Gray and White Matter Spectrum
Figure 1. Results of a single hydrogetn MRSI examination of a healthy subject who consumed alcohol before the study.
(A) For comparison, a typical magnetic resonance image from the hydrogen signal of water in the brain. Superimposed on this image is rectangle corresponding to the region from which data are obtained during MRSI. The spectroscopy volume is selected well inside the brain, because an alcohol signal from brain close to the skin ma be obscured by signals from scalp fat (seen around the perimeter of the image in C).

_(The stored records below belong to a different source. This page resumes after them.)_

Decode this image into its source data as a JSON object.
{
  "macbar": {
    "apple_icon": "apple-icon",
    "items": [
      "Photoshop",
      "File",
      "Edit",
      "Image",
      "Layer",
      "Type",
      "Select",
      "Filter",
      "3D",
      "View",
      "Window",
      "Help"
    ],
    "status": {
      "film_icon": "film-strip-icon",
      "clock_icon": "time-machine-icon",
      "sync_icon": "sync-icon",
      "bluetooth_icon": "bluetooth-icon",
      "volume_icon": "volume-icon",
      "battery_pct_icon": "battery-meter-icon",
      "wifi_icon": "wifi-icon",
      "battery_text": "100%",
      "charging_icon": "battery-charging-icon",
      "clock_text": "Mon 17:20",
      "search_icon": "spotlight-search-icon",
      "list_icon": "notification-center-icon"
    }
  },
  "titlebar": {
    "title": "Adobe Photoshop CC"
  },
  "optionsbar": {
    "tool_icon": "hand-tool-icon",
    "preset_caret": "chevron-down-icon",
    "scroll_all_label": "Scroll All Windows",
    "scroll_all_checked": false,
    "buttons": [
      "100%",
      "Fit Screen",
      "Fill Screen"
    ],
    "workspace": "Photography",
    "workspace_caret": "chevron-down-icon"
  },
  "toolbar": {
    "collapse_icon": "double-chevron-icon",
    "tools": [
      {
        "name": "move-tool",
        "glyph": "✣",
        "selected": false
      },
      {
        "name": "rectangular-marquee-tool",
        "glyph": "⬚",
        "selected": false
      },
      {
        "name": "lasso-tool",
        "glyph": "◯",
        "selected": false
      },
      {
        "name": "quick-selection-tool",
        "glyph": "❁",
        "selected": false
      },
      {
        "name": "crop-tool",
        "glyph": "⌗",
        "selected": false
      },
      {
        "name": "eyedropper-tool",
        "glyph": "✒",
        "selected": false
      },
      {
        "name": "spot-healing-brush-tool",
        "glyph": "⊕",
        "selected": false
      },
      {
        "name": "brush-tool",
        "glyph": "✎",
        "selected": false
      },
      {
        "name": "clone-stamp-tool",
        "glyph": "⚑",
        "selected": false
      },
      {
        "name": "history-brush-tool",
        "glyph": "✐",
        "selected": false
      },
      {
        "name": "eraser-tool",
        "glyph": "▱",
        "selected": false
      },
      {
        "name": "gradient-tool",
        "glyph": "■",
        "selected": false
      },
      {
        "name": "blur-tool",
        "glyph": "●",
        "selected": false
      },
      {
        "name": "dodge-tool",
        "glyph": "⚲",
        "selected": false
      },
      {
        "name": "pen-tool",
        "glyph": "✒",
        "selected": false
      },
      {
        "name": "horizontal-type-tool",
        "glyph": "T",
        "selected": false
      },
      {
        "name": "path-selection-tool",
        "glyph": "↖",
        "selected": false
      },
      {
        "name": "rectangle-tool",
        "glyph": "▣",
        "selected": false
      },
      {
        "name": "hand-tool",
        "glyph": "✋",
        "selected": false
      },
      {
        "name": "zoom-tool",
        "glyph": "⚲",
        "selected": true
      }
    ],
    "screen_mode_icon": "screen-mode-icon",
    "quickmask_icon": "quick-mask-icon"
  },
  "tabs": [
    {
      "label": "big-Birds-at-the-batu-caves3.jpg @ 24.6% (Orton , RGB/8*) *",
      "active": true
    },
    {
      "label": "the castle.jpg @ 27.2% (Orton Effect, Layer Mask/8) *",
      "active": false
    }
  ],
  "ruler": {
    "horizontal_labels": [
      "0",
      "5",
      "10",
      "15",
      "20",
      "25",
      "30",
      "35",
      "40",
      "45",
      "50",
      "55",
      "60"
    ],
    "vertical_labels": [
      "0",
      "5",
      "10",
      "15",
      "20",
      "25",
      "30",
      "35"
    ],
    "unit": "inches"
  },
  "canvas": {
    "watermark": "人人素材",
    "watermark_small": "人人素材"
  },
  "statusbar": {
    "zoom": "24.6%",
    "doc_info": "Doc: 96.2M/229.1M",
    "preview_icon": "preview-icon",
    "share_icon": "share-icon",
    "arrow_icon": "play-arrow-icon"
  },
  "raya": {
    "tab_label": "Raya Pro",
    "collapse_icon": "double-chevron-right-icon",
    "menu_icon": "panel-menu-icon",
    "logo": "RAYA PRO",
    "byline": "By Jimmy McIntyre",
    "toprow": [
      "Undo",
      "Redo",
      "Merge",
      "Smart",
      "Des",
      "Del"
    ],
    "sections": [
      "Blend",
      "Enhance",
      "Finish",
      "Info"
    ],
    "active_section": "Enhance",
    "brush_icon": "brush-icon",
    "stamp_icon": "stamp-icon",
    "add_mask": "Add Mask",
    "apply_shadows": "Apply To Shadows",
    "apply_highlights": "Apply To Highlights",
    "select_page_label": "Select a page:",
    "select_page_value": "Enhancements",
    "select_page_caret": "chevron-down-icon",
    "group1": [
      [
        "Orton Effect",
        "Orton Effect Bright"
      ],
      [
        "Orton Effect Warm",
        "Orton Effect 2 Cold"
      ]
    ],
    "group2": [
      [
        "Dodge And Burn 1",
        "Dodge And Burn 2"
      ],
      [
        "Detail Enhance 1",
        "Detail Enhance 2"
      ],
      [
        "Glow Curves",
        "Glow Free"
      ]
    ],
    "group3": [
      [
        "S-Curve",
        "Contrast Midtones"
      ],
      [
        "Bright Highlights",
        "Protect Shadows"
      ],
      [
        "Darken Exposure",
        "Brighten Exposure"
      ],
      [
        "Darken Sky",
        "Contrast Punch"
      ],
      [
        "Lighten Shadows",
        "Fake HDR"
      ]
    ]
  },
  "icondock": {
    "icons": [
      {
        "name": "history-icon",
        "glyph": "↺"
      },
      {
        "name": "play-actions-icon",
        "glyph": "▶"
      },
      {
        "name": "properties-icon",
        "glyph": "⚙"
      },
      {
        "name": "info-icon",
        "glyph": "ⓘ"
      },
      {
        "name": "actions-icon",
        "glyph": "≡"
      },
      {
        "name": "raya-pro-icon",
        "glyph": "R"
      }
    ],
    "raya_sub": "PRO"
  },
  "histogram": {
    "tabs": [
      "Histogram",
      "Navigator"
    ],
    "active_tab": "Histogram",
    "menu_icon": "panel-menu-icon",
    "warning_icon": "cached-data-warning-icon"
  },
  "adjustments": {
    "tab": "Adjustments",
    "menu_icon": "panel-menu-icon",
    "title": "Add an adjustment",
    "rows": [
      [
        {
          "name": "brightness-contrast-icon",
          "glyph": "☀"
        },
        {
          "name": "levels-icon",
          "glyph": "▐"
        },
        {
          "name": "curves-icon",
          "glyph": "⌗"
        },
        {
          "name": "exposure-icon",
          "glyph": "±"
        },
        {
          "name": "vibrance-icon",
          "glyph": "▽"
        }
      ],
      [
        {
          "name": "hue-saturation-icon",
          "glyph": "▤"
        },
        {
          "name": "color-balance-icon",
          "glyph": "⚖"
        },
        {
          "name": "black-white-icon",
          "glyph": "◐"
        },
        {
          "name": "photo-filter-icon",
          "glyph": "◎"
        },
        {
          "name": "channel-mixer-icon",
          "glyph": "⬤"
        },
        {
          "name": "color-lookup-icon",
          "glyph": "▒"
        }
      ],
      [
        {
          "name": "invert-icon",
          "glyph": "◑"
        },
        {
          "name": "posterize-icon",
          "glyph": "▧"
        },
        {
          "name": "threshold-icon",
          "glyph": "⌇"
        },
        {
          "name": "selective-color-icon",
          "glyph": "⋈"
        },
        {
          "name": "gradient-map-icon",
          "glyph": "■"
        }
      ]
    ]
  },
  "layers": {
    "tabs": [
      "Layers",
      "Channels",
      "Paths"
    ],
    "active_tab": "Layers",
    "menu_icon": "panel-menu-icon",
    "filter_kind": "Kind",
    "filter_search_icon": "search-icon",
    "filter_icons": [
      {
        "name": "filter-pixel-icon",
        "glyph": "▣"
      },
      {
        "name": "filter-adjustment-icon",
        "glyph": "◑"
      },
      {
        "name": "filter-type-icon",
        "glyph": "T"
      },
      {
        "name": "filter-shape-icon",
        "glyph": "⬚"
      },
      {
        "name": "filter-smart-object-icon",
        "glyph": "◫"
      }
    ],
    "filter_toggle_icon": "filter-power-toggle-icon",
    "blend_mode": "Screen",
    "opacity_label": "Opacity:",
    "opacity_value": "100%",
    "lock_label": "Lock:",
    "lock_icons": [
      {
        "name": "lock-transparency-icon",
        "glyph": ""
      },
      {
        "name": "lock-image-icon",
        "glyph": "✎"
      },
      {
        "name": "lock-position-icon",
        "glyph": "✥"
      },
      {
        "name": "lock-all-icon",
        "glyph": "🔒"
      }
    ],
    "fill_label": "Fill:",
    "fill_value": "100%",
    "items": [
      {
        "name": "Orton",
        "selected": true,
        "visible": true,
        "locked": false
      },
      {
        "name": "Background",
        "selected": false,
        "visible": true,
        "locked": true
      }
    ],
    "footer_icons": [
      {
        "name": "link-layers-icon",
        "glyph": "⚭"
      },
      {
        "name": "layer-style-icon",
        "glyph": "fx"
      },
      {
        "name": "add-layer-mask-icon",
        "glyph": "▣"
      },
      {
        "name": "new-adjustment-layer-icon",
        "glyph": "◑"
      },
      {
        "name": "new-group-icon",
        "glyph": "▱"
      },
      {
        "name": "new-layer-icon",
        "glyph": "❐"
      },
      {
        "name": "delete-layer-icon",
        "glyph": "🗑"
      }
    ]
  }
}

(B) The spectroscopic image obtained from the normal distribution of the hydrogen signal of the chemical compound NAA located in the brain region outlined on image A. Within the spectroscopy retangle (see color scale on right side), red indicates a high concentration of NAA; yellow and green represent successively lower concentrations. An outline of the head obtained from the image in A is superimposed in red lines to facilitate its comparison with the NAA image.
(C) Spectroscopic image obtained from the hydrogen signal of alcohol in the rectangular region. Inside this spectroscopy volume, the highest alcohol concentration (shown by red and orange colors) is found in a specific tissue (i.e., gray matter) along the midline between the two brain hemispheres, whereas lower concentrations are found in anoter type of tissue (i.e., white matter).*
(D) Two representative spectra obtained from predominatly gray and white matter at locations indicated by black squares on the manetic resonance image in A. Note the three characteristic brain resonances of hydrogen-containing compunds (labled Cho, Cr, and NAA) and the typical peak from alcohol on the spectra's right side. The stronder alcohol signal from the gray-matter spectrum, compared with that from the white-matter spectrum, suggests a higher concentration of alcohol in the gray matter.
MRSI = manetic resonance spectrocopic imaging; MRS = magnetic resonance spectroscopy; NAA = N-acetylasartate; Cho = choline-containing compounds; Cr = creatine-containing compunds.